    Si c’est un HommeBy Primo Levi 1919 1987This the narrative of the author’s ordeal during his detention at the Auschwitz death camp from his arrest in February 1944 by fascist Italian militiaTo his liberation in January 1945 by the arrival of the Russian ArmyMuch has been written about the Nazi death camps but few books have been written by survivors There were very few of them From all Italian prisoners transferred to the camps only about five percent succeeded in returning homePrimo Levi’s survival can be considered a miracle given the unspeakable cruelty of the circumstances He tells us that he would not have survived the winter 1945 had he not been selected as he was chemist by profession to work in a laboratory in the adjacent rubber factory and for the fact that in January 1945 the war came to an end when the Russian army bombarded the Concentration Camp and shortly afterwards liberated the prisoners The narrative of the arrest the transport from Italy to Poland in closed train wagons of thousands of prisoners men women children and old people for days and days without food or drinking water is in itself of unspeakable cruelty But the subseuent events are even worse when getting off the train; everyone was brutally separated families men women children Everyone disappearing into the night in different directions without a word of explanation or time to say a single word The winter in Poland is freezing The prisoners were stripped naked their heads shaved and then provided with some rags for clothing personal names deleted and a serial number tattooed under the skin of the arm A person no longer existed The prisoners were counted and called up by numberThen they were packed into camp buildings already housing thousands of prisoners The daily sufferings were extreme the author remembers all the horrible details but my vocabulary is too weak emotions too strong Hunger cold work humiliation sickness Human relations that are no longer human The fight for survival is the survival of the fittest Everyone being desperately and fiercely on his ownWhen new trains with thousands of prisoners arrived the camp could not contain them all selections were made and the weak ill tired or worn were mercilessly eliminated transferred to gas chambers and cremation ovensThe narrative ends on the morning of January 1945 when the Russian army arrived at the camp This book was composed in the first few months after Levy's return his memory tormented and urged him to write as long as he remembered all the atrocious details It was first refused by all the major editors then edited in only 2500 units When the editor closed up the book disappeared and was forgotten Only in 1958 when the book was re edited its success remained permanent to this date I am glad I came across this work even if it hard to read Emotionally difficult to digestIt will remain forever in my memory It should be read by every politically conscious person as a reminder of what fascism will inevitably lead to if it gains a foothold in any government in any country

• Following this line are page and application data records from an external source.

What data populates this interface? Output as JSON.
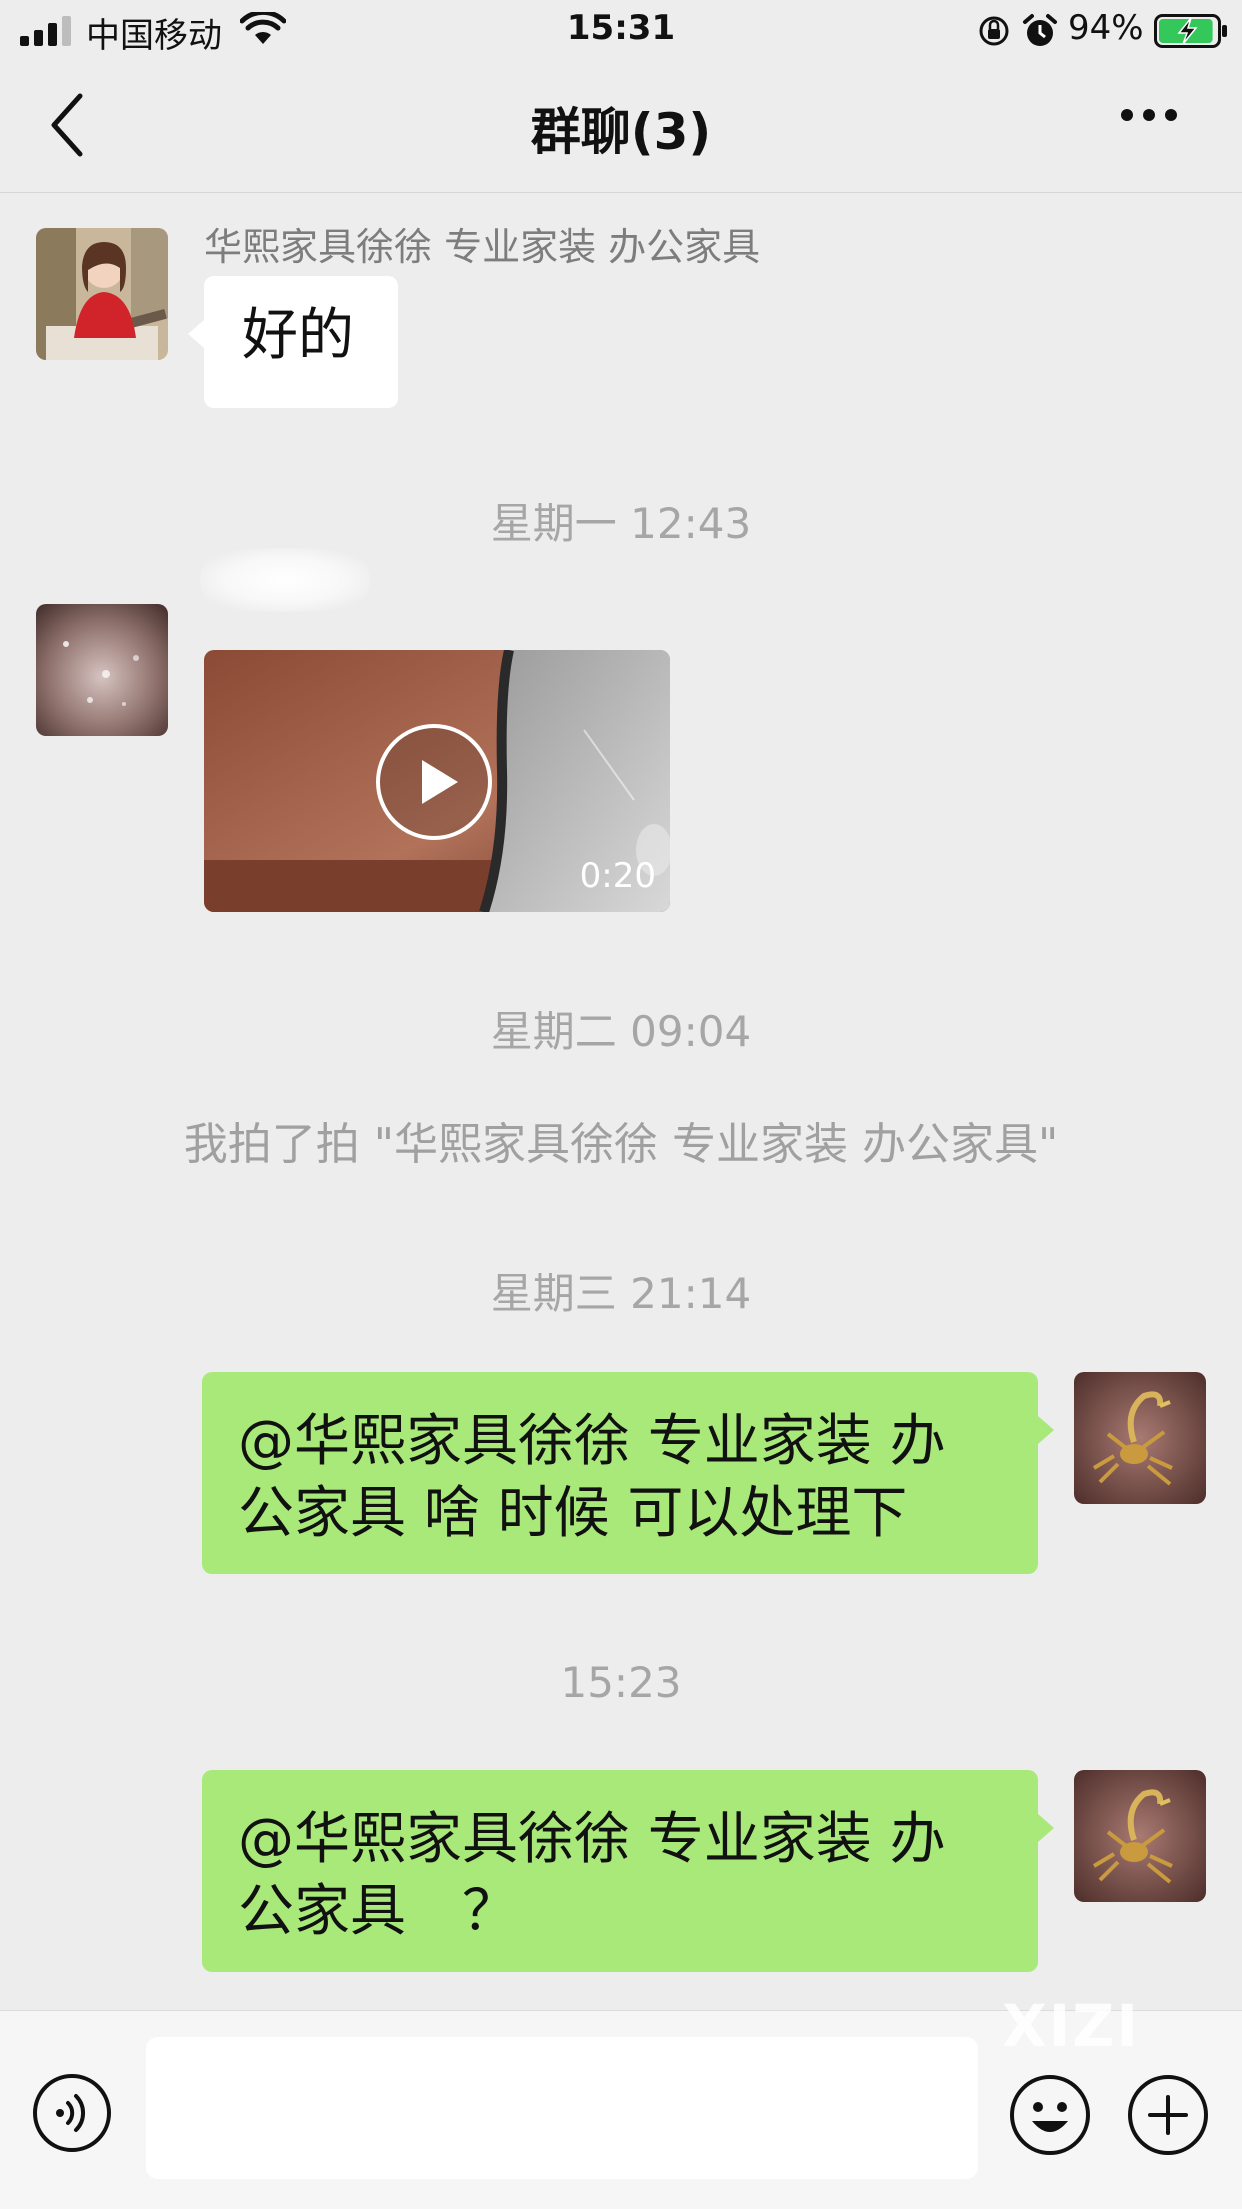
{
  "status_bar": {
    "carrier": "中国移动",
    "time": "15:31",
    "battery_percent": "94%",
    "battery_level": 0.94,
    "icons": [
      "signal-icon",
      "wifi-icon",
      "orientation-lock-icon",
      "alarm-icon",
      "battery-charging-icon"
    ]
  },
  "nav": {
    "title": "群聊(3)",
    "back_icon": "chevron-left-icon",
    "more_icon": "more-dots-icon"
  },
  "messages": [
    {
      "type": "text",
      "side": "left",
      "sender": "华熙家具徐徐 专业家装 办公家具",
      "text": "好的"
    },
    {
      "type": "timestamp",
      "text": "星期一 12:43"
    },
    {
      "type": "video",
      "side": "left",
      "duration": "0:20"
    },
    {
      "type": "timestamp",
      "text": "星期二 09:04"
    },
    {
      "type": "system",
      "text": "我拍了拍 \"华熙家具徐徐 专业家装 办公家具\""
    },
    {
      "type": "timestamp",
      "text": "星期三 21:14"
    },
    {
      "type": "text",
      "side": "right",
      "line1": "@华熙家具徐徐 专业家装 办",
      "line2": "公家具 啥 时候 可以处理下"
    },
    {
      "type": "timestamp",
      "text": "15:23"
    },
    {
      "type": "text",
      "side": "right",
      "line1": "@华熙家具徐徐 专业家装 办",
      "line2": "公家具　？"
    }
  ],
  "input_bar": {
    "placeholder": "",
    "icons": [
      "voice-icon",
      "emoji-icon",
      "plus-icon"
    ]
  },
  "watermark": "XIZI",
  "colors": {
    "background": "#ededed",
    "bubble_self": "#a9e97a",
    "bubble_other": "#ffffff",
    "battery_green": "#34c759"
  }
}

  10. says:

    Very well written A recount of Life In Hell on Earth